[Start of Attachment]

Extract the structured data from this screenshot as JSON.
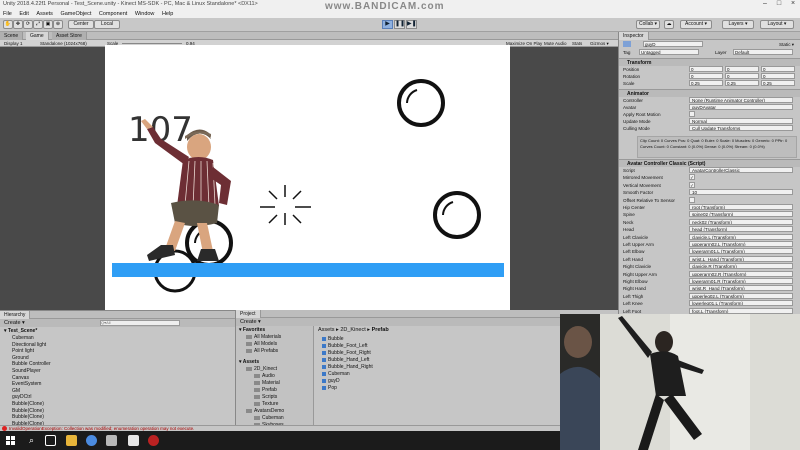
{
  "window": {
    "title": "Unity 2018.4.22f1 Personal - Test_Scene.unity - Kinect MS-SDK - PC, Mac & Linux Standalone* <DX11>",
    "minimize": "–",
    "maximize": "□",
    "close": "×"
  },
  "watermark": "www.BANDICAM.com",
  "menu": [
    "File",
    "Edit",
    "Assets",
    "GameObject",
    "Component",
    "Window",
    "Help"
  ],
  "toolbar": {
    "pivot": "Center",
    "space": "Local",
    "play": "▶",
    "pause": "❚❚",
    "step": "▶❚",
    "collab": "Collab ▾",
    "account": "Account ▾",
    "layers": "Layers ▾",
    "layout": "Layout ▾"
  },
  "scene_tabs": [
    "Scene",
    "Game",
    "Asset Store"
  ],
  "game_bar": {
    "display": "Display 1",
    "resolution": "Standalone (1024x768)",
    "scale_label": "Scale",
    "scale_value": "0.94",
    "options": [
      "Maximize On Play",
      "Mute Audio",
      "Stats",
      "Gizmos ▾"
    ]
  },
  "game": {
    "score": "107"
  },
  "inspector": {
    "tab": "Inspector",
    "name": "guyD",
    "static": "Static ▾",
    "tag_label": "Tag",
    "tag": "Untagged",
    "layer_label": "Layer",
    "layer": "Default",
    "transform": {
      "title": "Transform",
      "position_label": "Position",
      "rotation_label": "Rotation",
      "scale_label": "Scale",
      "position": [
        "0",
        "0",
        "0"
      ],
      "rotation": [
        "0",
        "0",
        "0"
      ],
      "scale": [
        "0.25",
        "0.25",
        "0.25"
      ]
    },
    "animator": {
      "title": "Animator",
      "rows": [
        {
          "label": "Controller",
          "value": "None (Runtime Animator Controller)"
        },
        {
          "label": "Avatar",
          "value": "guyDAvatar"
        },
        {
          "label": "Apply Root Motion",
          "value": ""
        },
        {
          "label": "Update Mode",
          "value": "Normal"
        },
        {
          "label": "Culling Mode",
          "value": "Cull Update Transforms"
        }
      ],
      "info": "Clip Count: 0  Curves Pos: 0 Quat: 0 Euler: 0 Scale: 0 Muscles: 0 Generic: 0 PPtr: 0  Curves Count: 0 Constant: 0 (0.0%) Dense: 0 (0.0%) Stream: 0 (0.0%)"
    },
    "avatar_controller": {
      "title": "Avatar Controller Classic (Script)",
      "script": "AvatarControllerClassic",
      "rows": [
        {
          "label": "Script",
          "value": "AvatarControllerClassic"
        },
        {
          "label": "Mirrored Movement",
          "value": "✓"
        },
        {
          "label": "Vertical Movement",
          "value": "✓"
        },
        {
          "label": "Smooth Factor",
          "value": "10"
        },
        {
          "label": "Offset Relative To Sensor",
          "value": ""
        },
        {
          "label": "Hip Center",
          "value": "root (Transform)"
        },
        {
          "label": "Spine",
          "value": "spine02 (Transform)"
        },
        {
          "label": "Neck",
          "value": "neck02 (Transform)"
        },
        {
          "label": "Head",
          "value": "head (Transform)"
        },
        {
          "label": "Left Clavicle",
          "value": "clavicle.L (Transform)"
        },
        {
          "label": "Left Upper Arm",
          "value": "upperarm02.L (Transform)"
        },
        {
          "label": "Left Elbow",
          "value": "lowerarm01.L (Transform)"
        },
        {
          "label": "Left Hand",
          "value": "wrist.L_Hand (Transform)"
        },
        {
          "label": "Right Clavicle",
          "value": "clavicle.R (Transform)"
        },
        {
          "label": "Right Upper Arm",
          "value": "upperarm02.R (Transform)"
        },
        {
          "label": "Right Elbow",
          "value": "lowerarm01.R (Transform)"
        },
        {
          "label": "Right Hand",
          "value": "wrist.R_Hand (Transform)"
        },
        {
          "label": "Left Thigh",
          "value": "upperleg02.L (Transform)"
        },
        {
          "label": "Left Knee",
          "value": "lowerleg01.L (Transform)"
        },
        {
          "label": "Left Foot",
          "value": "foot.L (Transform)"
        }
      ]
    }
  },
  "hierarchy": {
    "tab": "Hierarchy",
    "create": "Create ▾",
    "search_placeholder": "Q▾All",
    "scene": "Test_Scene*",
    "items": [
      "Cubeman",
      "Directional light",
      "Point light",
      "Ground",
      "Bubble Controller",
      "SoundPlayer",
      "Canvas",
      "EventSystem",
      "GM",
      "guyDCtrl",
      "Bubble(Clone)",
      "Bubble(Clone)",
      "Bubble(Clone)",
      "Bubble(Clone)"
    ]
  },
  "project": {
    "tab": "Project",
    "create": "Create ▾",
    "breadcrumb": [
      "Assets",
      "2D_Kinect",
      "Prefab"
    ],
    "favorites_title": "Favorites",
    "favorites": [
      "All Materials",
      "All Models",
      "All Prefabs"
    ],
    "assets_title": "Assets",
    "tree": [
      "2D_Kinect",
      "Audio",
      "Material",
      "Prefab",
      "Scripts",
      "Texture",
      "AvatarsDemo",
      "Cubeman",
      "Skyboxes"
    ],
    "files": [
      "Bubble",
      "Bubble_Foot_Left",
      "Bubble_Foot_Right",
      "Bubble_Hand_Left",
      "Bubble_Hand_Right",
      "Cubeman",
      "guyD",
      "Pop"
    ]
  },
  "status": "InvalidOperationException: Collection was modified; enumeration operation may not execute."
}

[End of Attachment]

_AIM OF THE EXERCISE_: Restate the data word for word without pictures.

_EXPECTED ANSWER_:
Extract the structured data from this screenshot as JSON.
{
  "window": {
    "title": "Unity 2018.4.22f1 Personal - Test_Scene.unity - Kinect MS-SDK - PC, Mac & Linux Standalone* <DX11>",
    "minimize": "–",
    "maximize": "□",
    "close": "×"
  },
  "watermark": "www.BANDICAM.com",
  "menu": [
    "File",
    "Edit",
    "Assets",
    "GameObject",
    "Component",
    "Window",
    "Help"
  ],
  "toolbar": {
    "pivot": "Center",
    "space": "Local",
    "play": "▶",
    "pause": "❚❚",
    "step": "▶❚",
    "collab": "Collab ▾",
    "account": "Account ▾",
    "layers": "Layers ▾",
    "layout": "Layout ▾"
  },
  "scene_tabs": [
    "Scene",
    "Game",
    "Asset Store"
  ],
  "game_bar": {
    "display": "Display 1",
    "resolution": "Standalone (1024x768)",
    "scale_label": "Scale",
    "scale_value": "0.94",
    "options": [
      "Maximize On Play",
      "Mute Audio",
      "Stats",
      "Gizmos ▾"
    ]
  },
  "game": {
    "score": "107"
  },
  "inspector": {
    "tab": "Inspector",
    "name": "guyD",
    "static": "Static ▾",
    "tag_label": "Tag",
    "tag": "Untagged",
    "layer_label": "Layer",
    "layer": "Default",
    "transform": {
      "title": "Transform",
      "position_label": "Position",
      "rotation_label": "Rotation",
      "scale_label": "Scale",
      "position": [
        "0",
        "0",
        "0"
      ],
      "rotation": [
        "0",
        "0",
        "0"
      ],
      "scale": [
        "0.25",
        "0.25",
        "0.25"
      ]
    },
    "animator": {
      "title": "Animator",
      "rows": [
        {
          "label": "Controller",
          "value": "None (Runtime Animator Controller)"
        },
        {
          "label": "Avatar",
          "value": "guyDAvatar"
        },
        {
          "label": "Apply Root Motion",
          "value": ""
        },
        {
          "label": "Update Mode",
          "value": "Normal"
        },
        {
          "label": "Culling Mode",
          "value": "Cull Update Transforms"
        }
      ],
      "info": "Clip Count: 0  Curves Pos: 0 Quat: 0 Euler: 0 Scale: 0 Muscles: 0 Generic: 0 PPtr: 0  Curves Count: 0 Constant: 0 (0.0%) Dense: 0 (0.0%) Stream: 0 (0.0%)"
    },
    "avatar_controller": {
      "title": "Avatar Controller Classic (Script)",
      "script": "AvatarControllerClassic",
      "rows": [
        {
          "label": "Script",
          "value": "AvatarControllerClassic"
        },
        {
          "label": "Mirrored Movement",
          "value": "✓"
        },
        {
          "label": "Vertical Movement",
          "value": "✓"
        },
        {
          "label": "Smooth Factor",
          "value": "10"
        },
        {
          "label": "Offset Relative To Sensor",
          "value": ""
        },
        {
          "label": "Hip Center",
          "value": "root (Transform)"
        },
        {
          "label": "Spine",
          "value": "spine02 (Transform)"
        },
        {
          "label": "Neck",
          "value": "neck02 (Transform)"
        },
        {
          "label": "Head",
          "value": "head (Transform)"
        },
        {
          "label": "Left Clavicle",
          "value": "clavicle.L (Transform)"
        },
        {
          "label": "Left Upper Arm",
          "value": "upperarm02.L (Transform)"
        },
        {
          "label": "Left Elbow",
          "value": "lowerarm01.L (Transform)"
        },
        {
          "label": "Left Hand",
          "value": "wrist.L_Hand (Transform)"
        },
        {
          "label": "Right Clavicle",
          "value": "clavicle.R (Transform)"
        },
        {
          "label": "Right Upper Arm",
          "value": "upperarm02.R (Transform)"
        },
        {
          "label": "Right Elbow",
          "value": "lowerarm01.R (Transform)"
        },
        {
          "label": "Right Hand",
          "value": "wrist.R_Hand (Transform)"
        },
        {
          "label": "Left Thigh",
          "value": "upperleg02.L (Transform)"
        },
        {
          "label": "Left Knee",
          "value": "lowerleg01.L (Transform)"
        },
        {
          "label": "Left Foot",
          "value": "foot.L (Transform)"
        }
      ]
    }
  },
  "hierarchy": {
    "tab": "Hierarchy",
    "create": "Create ▾",
    "search_placeholder": "Q▾All",
    "scene": "Test_Scene*",
    "items": [
      "Cubeman",
      "Directional light",
      "Point light",
      "Ground",
      "Bubble Controller",
      "SoundPlayer",
      "Canvas",
      "EventSystem",
      "GM",
      "guyDCtrl",
      "Bubble(Clone)",
      "Bubble(Clone)",
      "Bubble(Clone)",
      "Bubble(Clone)"
    ]
  },
  "project": {
    "tab": "Project",
    "create": "Create ▾",
    "breadcrumb": [
      "Assets",
      "2D_Kinect",
      "Prefab"
    ],
    "favorites_title": "Favorites",
    "favorites": [
      "All Materials",
      "All Models",
      "All Prefabs"
    ],
    "assets_title": "Assets",
    "tree": [
      "2D_Kinect",
      "Audio",
      "Material",
      "Prefab",
      "Scripts",
      "Texture",
      "AvatarsDemo",
      "Cubeman",
      "Skyboxes"
    ],
    "files": [
      "Bubble",
      "Bubble_Foot_Left",
      "Bubble_Foot_Right",
      "Bubble_Hand_Left",
      "Bubble_Hand_Right",
      "Cubeman",
      "guyD",
      "Pop"
    ]
  },
  "status": "InvalidOperationException: Collection was modified; enumeration operation may not execute."
}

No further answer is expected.